Asthma and Seniors
Why This Respiratory Disease Is No Child’s Play
When people think of asthma sufferers, they often think of a child on the playground reaching for their inhaler. Asthma is not just for kids. Asthma impacts an astounding number of adults as well. In fact, over 19 million people over the age of 18 have asthma.
What some people might find shocking is the number of senior citizens who are impacted by asthma. Over 2 million seniors struggle with asthma. For sufferers of the disease, symptoms can feel like the air is being sucked from your lungs and breathing is just unbearable at times. For others, it’s as simple as a slight wheeze in fall and spring. No matter the way it presents itself, asthma makes life for many seniors a little harder when symptoms are present.
So, is there anything seniors who suffer from asthma can do to reduce the severity of symptoms? Let’s take a look at some suggestions to see if there is any relief on the horizon.
It seems like every article out there involving health in older Americans starts with activity. Staying active will help your doctor get a good idea of what your true lung capacity is. This can help your doctor plan effective treatment. Exercise is also good for the lungs and can help you get the most out of the lung capacity you function with.
Monitor Your Breathing
Now that you’ve started your exercise program and know how your lungs are functioning at normal levels, you can begin to monitor your breathing for any changes. On the tech side, you can purchase a peak flow meter to check your lung capacity.
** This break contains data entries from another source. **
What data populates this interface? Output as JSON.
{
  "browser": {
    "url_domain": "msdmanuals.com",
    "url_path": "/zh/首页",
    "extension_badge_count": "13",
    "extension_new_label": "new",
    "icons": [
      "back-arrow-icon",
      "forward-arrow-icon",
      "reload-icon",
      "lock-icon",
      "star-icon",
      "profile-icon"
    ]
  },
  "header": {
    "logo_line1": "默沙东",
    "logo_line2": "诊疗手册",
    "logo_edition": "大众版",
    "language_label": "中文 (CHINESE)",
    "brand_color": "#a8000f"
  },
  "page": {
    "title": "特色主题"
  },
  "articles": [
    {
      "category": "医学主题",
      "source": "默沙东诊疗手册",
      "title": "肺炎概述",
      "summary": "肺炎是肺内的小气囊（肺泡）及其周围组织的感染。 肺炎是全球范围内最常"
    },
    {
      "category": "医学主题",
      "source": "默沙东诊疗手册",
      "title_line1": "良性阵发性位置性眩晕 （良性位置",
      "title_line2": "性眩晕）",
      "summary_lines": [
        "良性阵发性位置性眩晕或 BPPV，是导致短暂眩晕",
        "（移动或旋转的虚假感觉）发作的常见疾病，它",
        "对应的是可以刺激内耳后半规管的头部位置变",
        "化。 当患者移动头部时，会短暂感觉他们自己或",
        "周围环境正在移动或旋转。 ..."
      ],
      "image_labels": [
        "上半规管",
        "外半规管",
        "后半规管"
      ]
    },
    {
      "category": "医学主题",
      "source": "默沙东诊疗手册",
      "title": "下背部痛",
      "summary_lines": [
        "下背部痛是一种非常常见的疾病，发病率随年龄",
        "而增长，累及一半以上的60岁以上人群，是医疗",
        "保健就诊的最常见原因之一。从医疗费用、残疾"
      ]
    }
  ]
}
On the natural side, you can just look for changes in breathing after activities like walking up staircases. If your breathing is more labored than normal after performing the task, you might want to see your doctor and bring it to their attention.
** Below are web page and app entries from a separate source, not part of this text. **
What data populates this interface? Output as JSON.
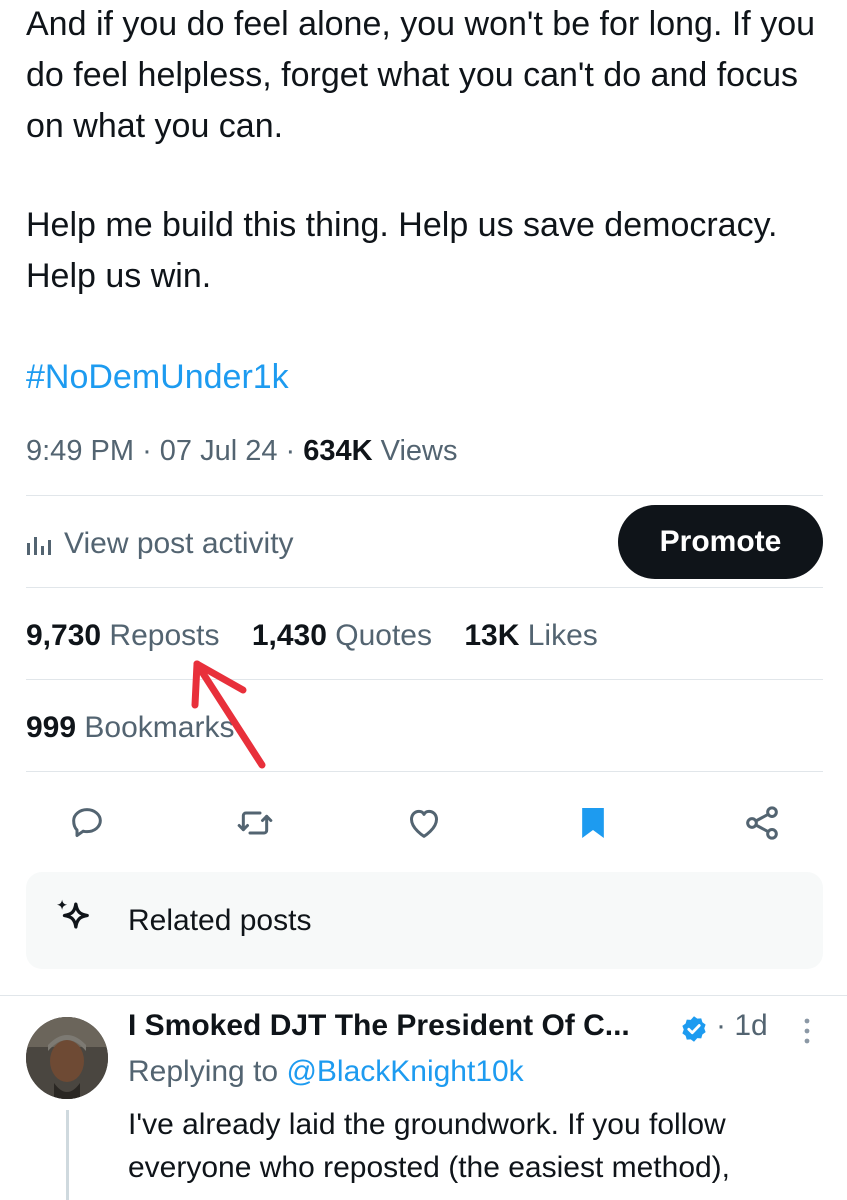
{
  "tweet": {
    "paragraph1": "And if you do feel alone, you won't be for long. If you do feel helpless, forget what you can't do and focus on what you can.",
    "paragraph2": "Help me build this thing. Help us save democracy. Help us win.",
    "hashtag": "#NoDemUnder1k",
    "time": "9:49 PM",
    "date": "07 Jul 24",
    "views_count": "634K",
    "views_label": "Views"
  },
  "activity": {
    "label": "View post activity",
    "promote_label": "Promote"
  },
  "stats": {
    "reposts_count": "9,730",
    "reposts_label": "Reposts",
    "quotes_count": "1,430",
    "quotes_label": "Quotes",
    "likes_count": "13K",
    "likes_label": "Likes",
    "bookmarks_count": "999",
    "bookmarks_label": "Bookmarks"
  },
  "actions": {
    "icons": [
      "reply-icon",
      "repost-icon",
      "like-icon",
      "bookmark-icon",
      "share-icon"
    ],
    "bookmark_color": "#1d9bf0"
  },
  "related": {
    "label": "Related posts"
  },
  "reply": {
    "name": "I Smoked DJT The President Of C...",
    "time": "1d",
    "replying_prefix": "Replying to",
    "replying_handle": "@BlackKnight10k",
    "text": "I've already laid the groundwork. If you follow everyone who reposted (the easiest method),"
  },
  "colors": {
    "accent": "#1d9bf0",
    "text": "#0f1419",
    "muted": "#536471",
    "annotation_arrow": "#e8303b"
  }
}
Stop the Usual Suspects
Respiratory infections and allergy flare-ups can trigger asthma symptoms, so you’ll want to make sure to take a daily allergy medicine. See your doctor before starting any treatment for allergies, influenza, colds, or viruses.
Cut out the Smoke
Smoking is a leading cause of asthma and respiratory issues. Seniors often say that they are “too old” or that it’s too late in life to quit. The truth is that even second-hand smoke can trigger asthma symptoms. The smoke can also cause allergic reactions which can lead to further symptoms. If you can stop smoking, you are doing your body a huge favor and your asthma symptoms should lessen as your lungs get stronger.
At McGregor Amasa, you can expect to keep safe and comfortable. We are an all-inclusive facility that believes in delivering the best care possible, no matter what the illness is that our residents are battling. We are in this together!